Go through the records below and copy out every line holding "value".
*****
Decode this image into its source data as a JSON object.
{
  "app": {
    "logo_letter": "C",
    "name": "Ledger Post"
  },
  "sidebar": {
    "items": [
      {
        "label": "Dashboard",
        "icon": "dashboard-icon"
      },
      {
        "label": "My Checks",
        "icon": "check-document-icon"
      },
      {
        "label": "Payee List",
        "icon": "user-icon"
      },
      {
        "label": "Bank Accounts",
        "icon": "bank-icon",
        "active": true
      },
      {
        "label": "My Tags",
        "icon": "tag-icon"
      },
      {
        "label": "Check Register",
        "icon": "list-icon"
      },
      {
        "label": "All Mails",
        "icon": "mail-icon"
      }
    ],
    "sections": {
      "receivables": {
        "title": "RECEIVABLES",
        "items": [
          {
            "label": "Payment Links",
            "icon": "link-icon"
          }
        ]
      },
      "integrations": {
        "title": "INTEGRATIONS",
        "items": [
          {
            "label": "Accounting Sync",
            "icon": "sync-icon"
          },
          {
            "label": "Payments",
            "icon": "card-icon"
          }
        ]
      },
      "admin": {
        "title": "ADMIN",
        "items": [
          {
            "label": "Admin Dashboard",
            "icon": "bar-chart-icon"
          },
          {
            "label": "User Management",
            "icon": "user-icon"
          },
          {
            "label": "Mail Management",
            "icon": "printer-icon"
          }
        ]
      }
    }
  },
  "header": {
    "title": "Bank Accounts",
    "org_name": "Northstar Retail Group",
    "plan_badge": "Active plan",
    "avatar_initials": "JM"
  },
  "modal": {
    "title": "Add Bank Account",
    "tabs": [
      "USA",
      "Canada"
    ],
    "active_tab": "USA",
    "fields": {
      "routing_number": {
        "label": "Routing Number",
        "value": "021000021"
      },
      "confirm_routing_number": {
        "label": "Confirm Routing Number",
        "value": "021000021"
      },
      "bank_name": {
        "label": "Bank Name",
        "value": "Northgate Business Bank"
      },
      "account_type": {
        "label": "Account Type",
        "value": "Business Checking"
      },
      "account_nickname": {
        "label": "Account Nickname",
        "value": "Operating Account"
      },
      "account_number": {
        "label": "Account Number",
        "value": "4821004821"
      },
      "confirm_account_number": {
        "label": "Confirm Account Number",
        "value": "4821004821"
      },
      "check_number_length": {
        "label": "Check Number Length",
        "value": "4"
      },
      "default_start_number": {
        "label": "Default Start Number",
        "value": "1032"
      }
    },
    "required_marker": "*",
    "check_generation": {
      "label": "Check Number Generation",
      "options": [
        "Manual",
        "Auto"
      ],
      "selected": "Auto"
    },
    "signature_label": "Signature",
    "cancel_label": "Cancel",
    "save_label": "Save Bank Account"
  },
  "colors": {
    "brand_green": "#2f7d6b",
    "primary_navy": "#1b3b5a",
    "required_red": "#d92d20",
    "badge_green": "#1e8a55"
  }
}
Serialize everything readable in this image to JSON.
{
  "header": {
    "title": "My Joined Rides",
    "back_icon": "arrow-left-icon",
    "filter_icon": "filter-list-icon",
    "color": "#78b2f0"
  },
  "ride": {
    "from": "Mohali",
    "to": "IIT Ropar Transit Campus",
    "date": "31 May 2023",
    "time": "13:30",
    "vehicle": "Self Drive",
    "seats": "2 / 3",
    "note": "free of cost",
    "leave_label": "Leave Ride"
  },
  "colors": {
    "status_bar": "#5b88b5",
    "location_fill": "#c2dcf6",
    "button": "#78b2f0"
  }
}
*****
§ **REPLY**:
        "value": "021000021"
        "value": "021000021"
        "value": "Northgate Business Bank"
        "value": "Business Checking"
        "value": "Operating Account"
        "value": "4821004821"
        "value": "4821004821"
        "value": "4"
        "value": "1032"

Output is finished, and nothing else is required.